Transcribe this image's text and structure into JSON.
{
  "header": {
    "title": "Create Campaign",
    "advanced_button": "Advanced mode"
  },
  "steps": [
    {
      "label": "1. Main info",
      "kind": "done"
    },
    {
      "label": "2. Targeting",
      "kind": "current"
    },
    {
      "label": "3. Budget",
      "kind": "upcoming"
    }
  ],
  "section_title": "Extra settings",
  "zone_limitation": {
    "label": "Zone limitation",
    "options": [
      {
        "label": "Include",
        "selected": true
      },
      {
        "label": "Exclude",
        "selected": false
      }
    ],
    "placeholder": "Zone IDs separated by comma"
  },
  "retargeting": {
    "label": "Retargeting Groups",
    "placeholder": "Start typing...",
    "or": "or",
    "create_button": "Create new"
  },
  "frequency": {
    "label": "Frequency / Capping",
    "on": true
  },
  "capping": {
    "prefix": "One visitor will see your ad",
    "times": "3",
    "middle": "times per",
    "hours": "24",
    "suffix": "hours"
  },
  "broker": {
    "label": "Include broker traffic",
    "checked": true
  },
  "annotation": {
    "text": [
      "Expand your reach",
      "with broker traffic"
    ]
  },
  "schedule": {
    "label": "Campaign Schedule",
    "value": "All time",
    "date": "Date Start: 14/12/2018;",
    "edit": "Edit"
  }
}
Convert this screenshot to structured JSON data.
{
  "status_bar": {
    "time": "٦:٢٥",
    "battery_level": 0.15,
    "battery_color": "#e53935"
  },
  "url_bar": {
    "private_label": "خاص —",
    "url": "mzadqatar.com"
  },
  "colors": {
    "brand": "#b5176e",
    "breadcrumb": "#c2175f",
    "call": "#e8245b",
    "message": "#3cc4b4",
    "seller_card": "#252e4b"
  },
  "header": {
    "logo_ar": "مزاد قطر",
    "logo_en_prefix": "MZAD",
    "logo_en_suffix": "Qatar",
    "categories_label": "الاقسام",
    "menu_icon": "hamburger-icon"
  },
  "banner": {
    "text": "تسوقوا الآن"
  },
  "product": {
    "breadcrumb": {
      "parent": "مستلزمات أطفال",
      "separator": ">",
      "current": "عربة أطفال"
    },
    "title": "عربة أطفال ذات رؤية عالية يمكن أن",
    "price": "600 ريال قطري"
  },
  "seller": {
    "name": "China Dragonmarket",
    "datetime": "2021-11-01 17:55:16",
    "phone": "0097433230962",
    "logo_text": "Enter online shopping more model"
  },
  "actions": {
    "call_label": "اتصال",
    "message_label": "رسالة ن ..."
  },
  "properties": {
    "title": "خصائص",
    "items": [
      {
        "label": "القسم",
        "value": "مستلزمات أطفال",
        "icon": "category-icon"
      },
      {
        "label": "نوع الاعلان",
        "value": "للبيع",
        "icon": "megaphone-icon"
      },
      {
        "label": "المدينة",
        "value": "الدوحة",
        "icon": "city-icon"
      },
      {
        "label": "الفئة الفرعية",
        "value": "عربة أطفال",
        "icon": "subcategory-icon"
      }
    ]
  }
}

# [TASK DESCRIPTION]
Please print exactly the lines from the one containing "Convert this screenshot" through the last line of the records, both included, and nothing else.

# [RESPONSE TO THE TASK]
Convert this screenshot to structured JSON data.
{
  "status_bar": {
    "time": "٦:٢٥",
    "battery_level": 0.15,
    "battery_color": "#e53935"
  },
  "url_bar": {
    "private_label": "خاص —",
    "url": "mzadqatar.com"
  },
  "colors": {
    "brand": "#b5176e",
    "breadcrumb": "#c2175f",
    "call": "#e8245b",
    "message": "#3cc4b4",
    "seller_card": "#252e4b"
  },
  "header": {
    "logo_ar": "مزاد قطر",
    "logo_en_prefix": "MZAD",
    "logo_en_suffix": "Qatar",
    "categories_label": "الاقسام",
    "menu_icon": "hamburger-icon"
  },
  "banner": {
    "text": "تسوقوا الآن"
  },
  "product": {
    "breadcrumb": {
      "parent": "مستلزمات أطفال",
      "separator": ">",
      "current": "عربة أطفال"
    },
    "title": "عربة أطفال ذات رؤية عالية يمكن أن",
    "price": "600 ريال قطري"
  },
  "seller": {
    "name": "China Dragonmarket",
    "datetime": "2021-11-01 17:55:16",
    "phone": "0097433230962",
    "logo_text": "Enter online shopping more model"
  },
  "actions": {
    "call_label": "اتصال",
    "message_label": "رسالة ن ..."
  },
  "properties": {
    "title": "خصائص",
    "items": [
      {
        "label": "القسم",
        "value": "مستلزمات أطفال",
        "icon": "category-icon"
      },
      {
        "label": "نوع الاعلان",
        "value": "للبيع",
        "icon": "megaphone-icon"
      },
      {
        "label": "المدينة",
        "value": "الدوحة",
        "icon": "city-icon"
      },
      {
        "label": "الفئة الفرعية",
        "value": "عربة أطفال",
        "icon": "subcategory-icon"
      }
    ]
  }
}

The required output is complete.